 The heated stator 20 is comprised of a hollow, partially closed, cylindrical passage 26 within the heated stator 20, where the cylindrical passage 26 spans the length of the stator 20. The heating medium can be any suitable fluid, such as heated water, steam, heat transfer fluid or other compatible process fluid. The slurry melt enters under a small, less than 0.8 MPa, but controlled pressure that is sufficient to pass the slurry melt through the heated stator 20. The flow is kept to a level sufficient to maintain the suspension of solids and to keep the slurry melt free-moving. A portion of the slurry melt is passed out of the stator 20 and returned to the reactor 10. The slurry melt passes from the cylindrical passage 26 to a channel 22 located at the bottom of the stator 20. A perforated cylindrical drum 40 rotates around the heated stator 20. The holes 42 in the drum 40 pass across the bottom of the channel 22 where the slurry melt is extruded. The extruded slurry melt falls as drops onto a moving belt 30 that is cooled, and the cooled slurry melt solidifies to form the product particles, also known as pastilles of the desired diameter. The holes are sufficiently spaced to prevent neighboring drops from agglomerating with other drops on the cooling belt 30, and the holes 42 are sized sufficiently large to freely allow the passage of solid particles at or smaller than 300 micrometers in the maximum particle dimension.
 The stator 20 and rotary drum 40 assembly will be horizontally oriented above and perpendicular to the direction of movement of the cooling belt 30, with the stator 20 and drum 40 spanning the width of the moving belt 30. The stator 20 and rotary drum 40 assembly is located at the inlet end of the cooled section of the belt 30 in a manner typical for such belt-coolers.
 Inside the cylindrical passage 26 an agitation system is provided to continuously stir the slurry melt and to maintain the slurry melt in a uniformly consistent state along the passage 26. This agitation is to prevent the melt from thickening and to prevent any solids from settling as the melt flows along the passage 26 and out the channel 22. In one embodiment, the agitation system comprises an axially aligned, rotating, multi-bladed, wall-wiping paddle system 44. The paddle system 44 is rotated at a low speed of between approximately 200 rpm and 600 rpm, and preferably between 200 rpm and 400 rpm or at approximately 300 rpm.
 The slurry melt comprises liquid ammonium sulfate nitrate in an amount between 60 and 80% by weight with a preferred amount between 60 and 70% by weight. The slurry melt also includes solid ammonium sulfate in an amount between 40 and 20% by weight with a preferred amount between 30 and 20% by weight. The solid ammonium sulfate is finely ground and it is preferred that when the slurry melt leaves the reactor 10, the solid particles are less than 300 micrometers in the maximum dimension. The solid particles partially react and partially dissolve in the slurry melt. The slurry melt is agitated in the reactor 10 to create and maintain the suspension of solids in the melt.
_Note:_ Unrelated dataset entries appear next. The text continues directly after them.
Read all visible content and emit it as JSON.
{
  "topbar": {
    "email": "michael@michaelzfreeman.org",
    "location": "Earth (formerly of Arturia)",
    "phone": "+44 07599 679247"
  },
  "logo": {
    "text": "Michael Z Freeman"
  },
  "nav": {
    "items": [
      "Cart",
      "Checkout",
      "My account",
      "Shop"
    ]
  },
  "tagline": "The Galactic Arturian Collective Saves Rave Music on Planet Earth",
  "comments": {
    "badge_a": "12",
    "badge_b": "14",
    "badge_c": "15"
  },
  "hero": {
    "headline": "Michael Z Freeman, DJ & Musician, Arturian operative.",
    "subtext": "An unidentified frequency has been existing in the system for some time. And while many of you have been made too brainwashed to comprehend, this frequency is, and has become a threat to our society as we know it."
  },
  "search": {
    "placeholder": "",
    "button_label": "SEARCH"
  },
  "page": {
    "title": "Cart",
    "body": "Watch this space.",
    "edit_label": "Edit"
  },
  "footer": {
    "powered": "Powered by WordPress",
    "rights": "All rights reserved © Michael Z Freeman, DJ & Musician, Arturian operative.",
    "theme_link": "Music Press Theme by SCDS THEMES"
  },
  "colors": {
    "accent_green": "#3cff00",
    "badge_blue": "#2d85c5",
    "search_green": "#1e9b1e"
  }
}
 The process entails significant temperature control over the entire process, including the stirred reactor 10 and the heated stator 20, to maintain the slurry melt at a temperature between 180° C. and 200° C. Preferably, the process is controlled to heat the reactor 10 and the heated stator 20 to a temperature between 185° C. and 190° C. The process is controlled to prevent the temperature from falling below 178° C., where the slurry melt can begin to solidify, and to prevent the temperature from exceeding 210° C., where the ammonium nitrate begins to decompose.
 The process is further controlled to maintain any pressures in the system below 1.14 MPa (150 psig), and preferably to maintain any pressures in the system below 0.8 MPa (100 psig). This includes operating the reactor at or near atmospheric pressure, and keeping the pressure in the piping and the heated stator at low operating pressures, typically less than 0.8 MPa, and preferably at pressures below 0.2 MPa. The maintenance of the slurry melt in a heated and stirred, or agitated, state to maintain a lower viscosity contributes to operating at lower pressures.
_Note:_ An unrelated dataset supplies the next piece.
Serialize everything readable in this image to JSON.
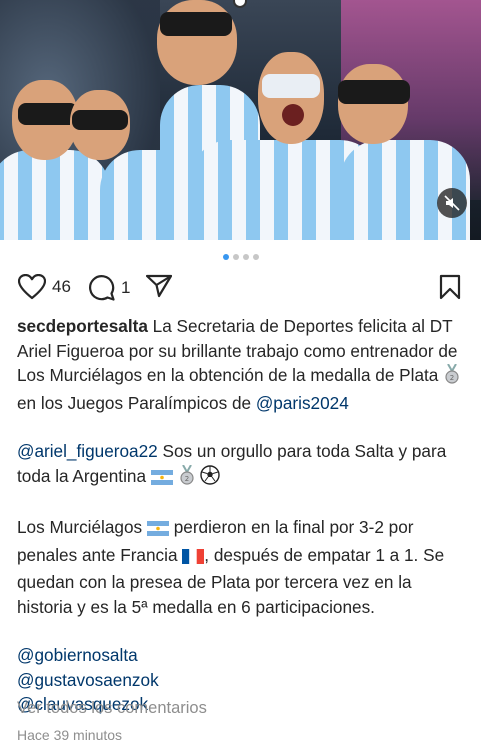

 Although, in one embodiment, the agitation is provided by a multi-bladed wall wiping paddle system, the invention is intended to cover other agitation systems. One example is an auger type system that mixes and moves the slurry melt though the cylindrical passage 26 in the heated stator 20.
 To maintain uniform droplets through the moving grid holes 42, it is preferred that the holes 42 in the moving drum 40 are kept free from buildup of solidified material or agglomerated solids. This includes the removal of residual slurry melt material that might adhere to the holes 42 or the drum 40 near the holes 42. In one embodiment, the process further comprises passing a hot fluid, such as hot water or steam through the moving grid holes 42 after the slurry melt has dropped from the moving drum 40 to the moving belt 30. The apparatus can include an additional channel 50 through the heated stator 20. The additional channel 50 extends a length at least as long as the span of the moving drum 40. In a practical consideration, the additional channel 50 extends the entire length of the stator 20.
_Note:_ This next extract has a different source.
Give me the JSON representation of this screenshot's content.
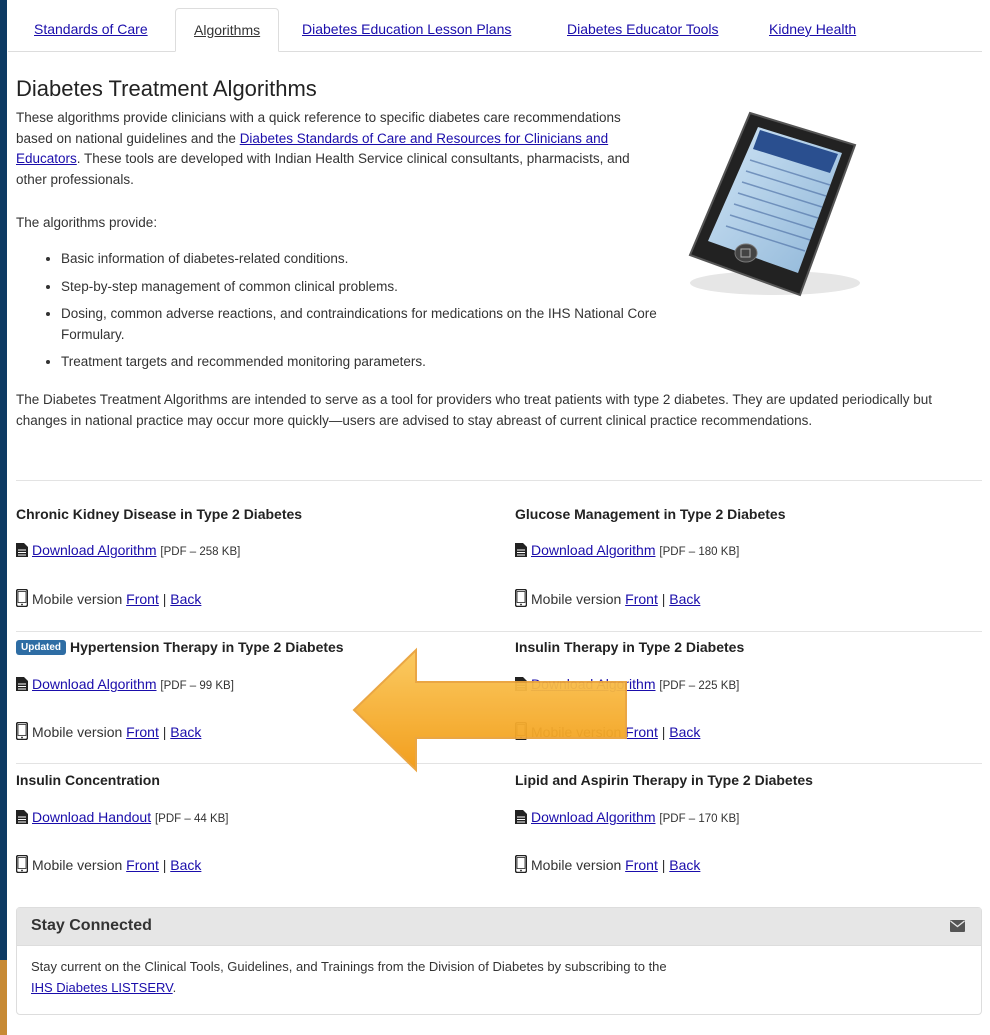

 A collection system surrounding the stator 20 and moving drum 40 can be included to recover any residual material blown out of the grid holes 42. The collection system can be incorporated into the surrounding heated shroud 60, and designed to prevent any residual material from falling to the moving belt 30. The system can include a scraper 52 for mechanically scraping of material around the edges of the holes 42. The spring-loaded scraper device 52 spans the entire length of the rotating drum 40. The positioning of the scraper 52 can be at different locations around the drum. One location is after blowing out residual material, and an alternate location is at a point just prior to the alignment of the drum's holes 42 with the channel 22 of the stator 20. It is preferred that the scraper 52 be made of a softer material than the drum to minimize wear on the rotating drum 40.
 The system can also include a second moving belt system 54 for collecting and removing residual material from the environment inside the heated shroud 60. An alternate system can include a sloped and heated trough to collect the material as a liquid and channel the material to a heated sump for return to the reactor 10 for re-use.
 From the foregoing, it will be appreciated that although specific examples have been described herein for purposes of illustration, various modifications may be made without deviating from the spirit or scope of this disclosure. It is therefore intended that the foregoing detailed description be regarded as illustrative rather than limiting, and that it be understood that it is the following claims, including all equivalents, that are intended to particularly point out and distinctly claim the claimed subject matter.
Patent applications by Michael R. Smith, Rolling Meadows, IL US
Patent applications by HONEYWELL INTERNATIONAL INC.
Patent applications in class With alkali metal or ammonium compound
Patent applications in all subclasses With alkali metal or ammonium compound